A source said during the panel’s sittings, the Nigerian Army and the police stood their grounds, trading words on the cause of the incident.

Soldiers of 93 Battalion, Takum, Taraba State, had shot members of a special anti-crime squad from the Inspector General of Police Office, who had arrested Wadume and were transporting him to the state police command, Jalingo, for interrogation, killing the three policemen and the civilians on the spot. 

They rescued the suspect, who was taken to the army headquarters from where he was set free.

The soldiers had hinged their action on a report they claimed to have received that Wadume was being kidnapped and the police squad’s alleged refusal to stop at three military checkpoints on the way to identify themselves.

However, the police, rebutted the allegations, saying the team followed standard operational procedures and properly identified themselves. They had accused the soldiers of collaborating with Wadume and his gang to abort the operations.  

THISDAY, however, gathered that the panel, headed by Rear Admiral I.T. Olaiya, which sat in Taraba and Abuja, had rounded off its sittings and might submit its reports to the Chief of Defence Staff, General Abayomi Olonisakin, this week.

“Though the committee was made up of the army, police, navy, air force, the Directorate of Military Intelligence (DMI), Department of State Services (DSS) and National Intelligence Agency (NIA), the army and the police stood their grounds and made presentations that reinforced and consolidated their initial positions on the conflict.

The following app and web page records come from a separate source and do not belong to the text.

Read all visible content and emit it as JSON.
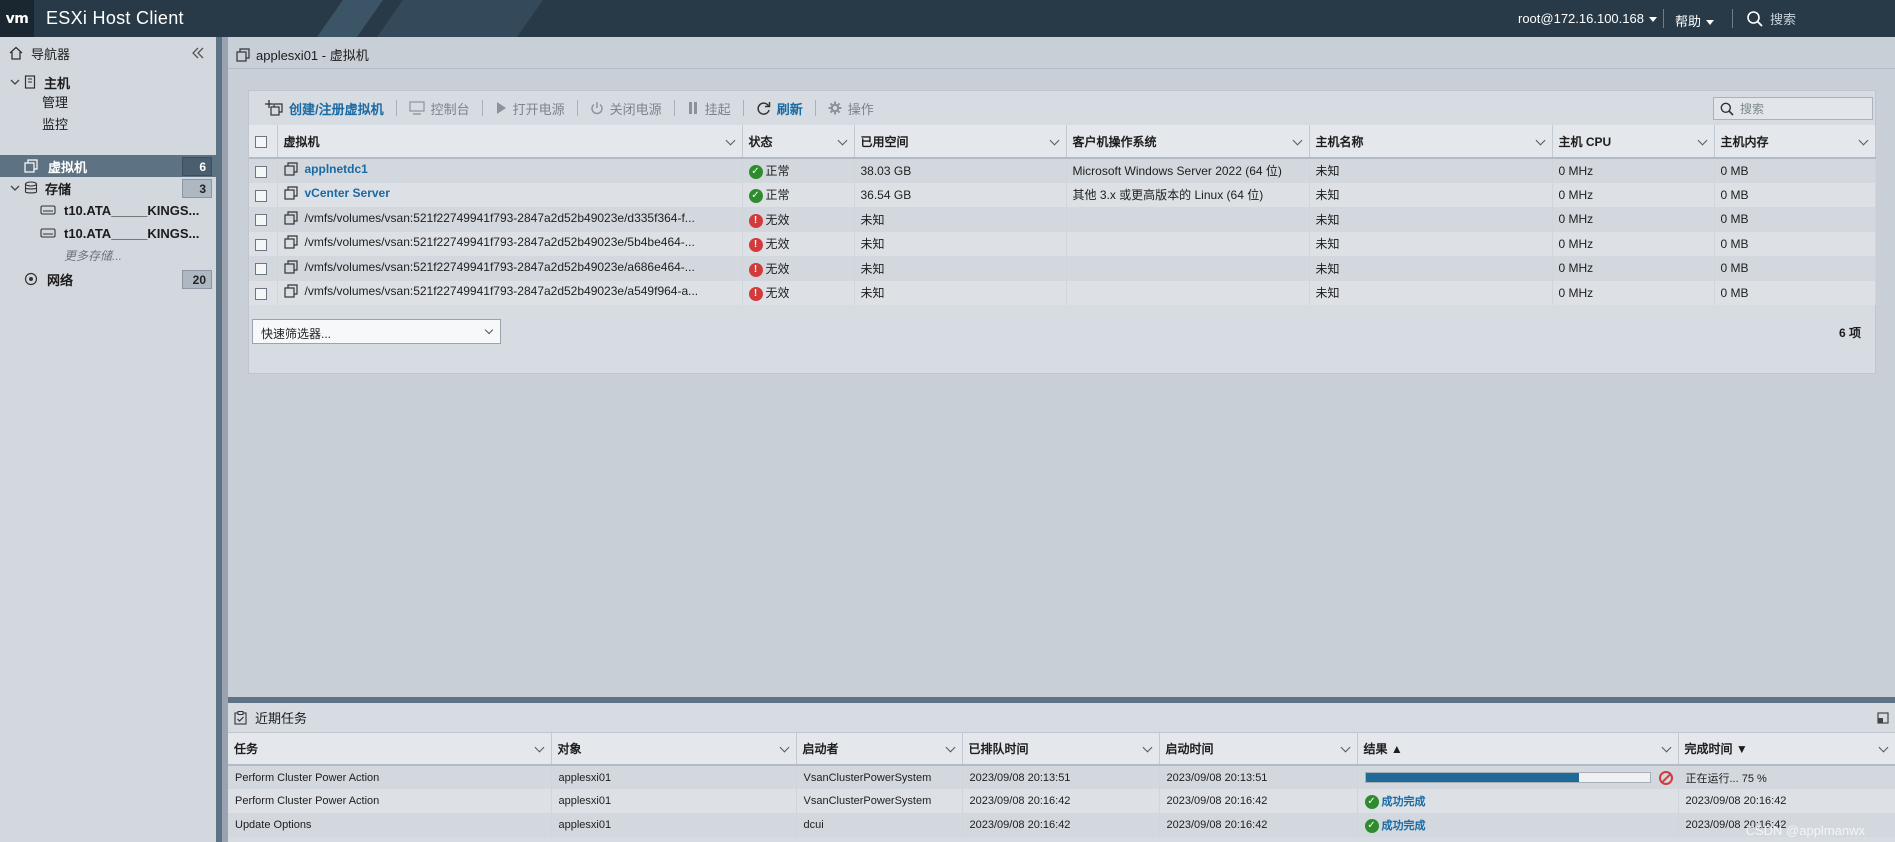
{
  "topbar": {
    "logo": "vm",
    "title": "ESXi Host Client",
    "user": "root@172.16.100.168",
    "help": "帮助",
    "search_placeholder": "搜索"
  },
  "navigator": {
    "title": "导航器",
    "host": "主机",
    "manage": "管理",
    "monitor": "监控",
    "vms": {
      "label": "虚拟机",
      "count": "6"
    },
    "storage": {
      "label": "存储",
      "count": "3"
    },
    "datastores": [
      "t10.ATA_____KINGS...",
      "t10.ATA_____KINGS..."
    ],
    "more_storage": "更多存储...",
    "network": {
      "label": "网络",
      "count": "20"
    }
  },
  "breadcrumb": "applesxi01 - 虚拟机",
  "toolbar": {
    "create": "创建/注册虚拟机",
    "console": "控制台",
    "power_on": "打开电源",
    "power_off": "关闭电源",
    "suspend": "挂起",
    "refresh": "刷新",
    "actions": "操作",
    "search_placeholder": "搜索"
  },
  "vm_table": {
    "columns": [
      "虚拟机",
      "状态",
      "已用空间",
      "客户机操作系统",
      "主机名称",
      "主机 CPU",
      "主机内存"
    ],
    "rows": [
      {
        "name": "applnetdc1",
        "status": "正常",
        "ok": true,
        "used": "38.03 GB",
        "os": "Microsoft Windows Server 2022 (64 位)",
        "hostname": "未知",
        "cpu": "0 MHz",
        "mem": "0 MB"
      },
      {
        "name": "vCenter Server",
        "status": "正常",
        "ok": true,
        "used": "36.54 GB",
        "os": "其他 3.x 或更高版本的 Linux (64 位)",
        "hostname": "未知",
        "cpu": "0 MHz",
        "mem": "0 MB"
      },
      {
        "name": "/vmfs/volumes/vsan:521f22749941f793-2847a2d52b49023e/d335f364-f...",
        "status": "无效",
        "ok": false,
        "used": "未知",
        "os": "",
        "hostname": "未知",
        "cpu": "0 MHz",
        "mem": "0 MB"
      },
      {
        "name": "/vmfs/volumes/vsan:521f22749941f793-2847a2d52b49023e/5b4be464-...",
        "status": "无效",
        "ok": false,
        "used": "未知",
        "os": "",
        "hostname": "未知",
        "cpu": "0 MHz",
        "mem": "0 MB"
      },
      {
        "name": "/vmfs/volumes/vsan:521f22749941f793-2847a2d52b49023e/a686e464-...",
        "status": "无效",
        "ok": false,
        "used": "未知",
        "os": "",
        "hostname": "未知",
        "cpu": "0 MHz",
        "mem": "0 MB"
      },
      {
        "name": "/vmfs/volumes/vsan:521f22749941f793-2847a2d52b49023e/a549f964-a...",
        "status": "无效",
        "ok": false,
        "used": "未知",
        "os": "",
        "hostname": "未知",
        "cpu": "0 MHz",
        "mem": "0 MB"
      }
    ],
    "quick_filter": "快速筛选器...",
    "count": "6 项"
  },
  "tasks": {
    "title": "近期任务",
    "columns": [
      "任务",
      "对象",
      "启动者",
      "已排队时间",
      "启动时间",
      "结果 ▲",
      "完成时间 ▼"
    ],
    "rows": [
      {
        "task": "Perform Cluster Power Action",
        "target": "applesxi01",
        "initiator": "VsanClusterPowerSystem",
        "queued": "2023/09/08 20:13:51",
        "started": "2023/09/08 20:13:51",
        "result": "",
        "progress": 0.75,
        "completed": "正在运行... 75 %"
      },
      {
        "task": "Perform Cluster Power Action",
        "target": "applesxi01",
        "initiator": "VsanClusterPowerSystem",
        "queued": "2023/09/08 20:16:42",
        "started": "2023/09/08 20:16:42",
        "result": "成功完成",
        "completed": "2023/09/08 20:16:42"
      },
      {
        "task": "Update Options",
        "target": "applesxi01",
        "initiator": "dcui",
        "queued": "2023/09/08 20:16:42",
        "started": "2023/09/08 20:16:42",
        "result": "成功完成",
        "completed": "2023/09/08 20:16:42"
      }
    ]
  },
  "watermark": "CSDN @applmanwx"
}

A source said: “The police maintained their position that the soldiers who carried out the shooting aided the escape of the kidnap kingpin by cutting his handcuffs and setting him free.

“The army on its part also took exception to the decision of the police to release the video of Wadume’s confession on twitter while the panel had not concluded sitting.

“The panel members were also not okay with the confession video released by the police after the re-arrest of the kidnap suspect.

“The arguments of both the police and army reflected the initial positions they had taken before the panel was set up, though the evidence and submissions punctured some of their arguments.”

He added: “The police stuck to the line of argument that the shooting of the policemen was unwarranted after they had been subjected to series of identification processes at the checkpoints.

“The police also wanted to be commended for re-arresting the suspect, which the panel agreed with but not the release of the video.

“To douse the tensions, the panel chairman insisted that what should be paramount was not the position taken by each party but the evidence being compiled by the panel to unravel the circumstances.” 

He said the panel members were also uncomfortable with “inaccurate and sometimes misleading reports in the media, some of which were publicised and did not reflect what was going on in the panel.”

 Another source said the panel would recommend disciplinary and punitive measures, including dismissal and court-martial in the case of indicted military personnel. 

THISDAY gathered that the panel was determined to ensure that appropriate sanctions were applied to culpable personnel involved in the shooting, especially with those who were turning the military institution into a merchandise.

On the inducement of both army and police personnel by Wadume, the source said the panel was determined to make recommendations that would ensure that security agencies were not turned to cheap, cash-and-carry institutions by criminal elements.”

He quoted the panel chairman as saying: “The military institution should not be turned to a criminal business enterprise by personnel and same for other agencies. Those who are not ready to do this work should look elsewhere. Those found culpable should face the wrath of the law and the innocent must be set free in spite of any unsubstantiated evidence out there.” 

Meanwhile, Chairman of the panel, Olaiya has instructed the secretariat of the committee to compile all submissions, interrogations, witness submissions and video evidence to his office for final compilation and submission within the week.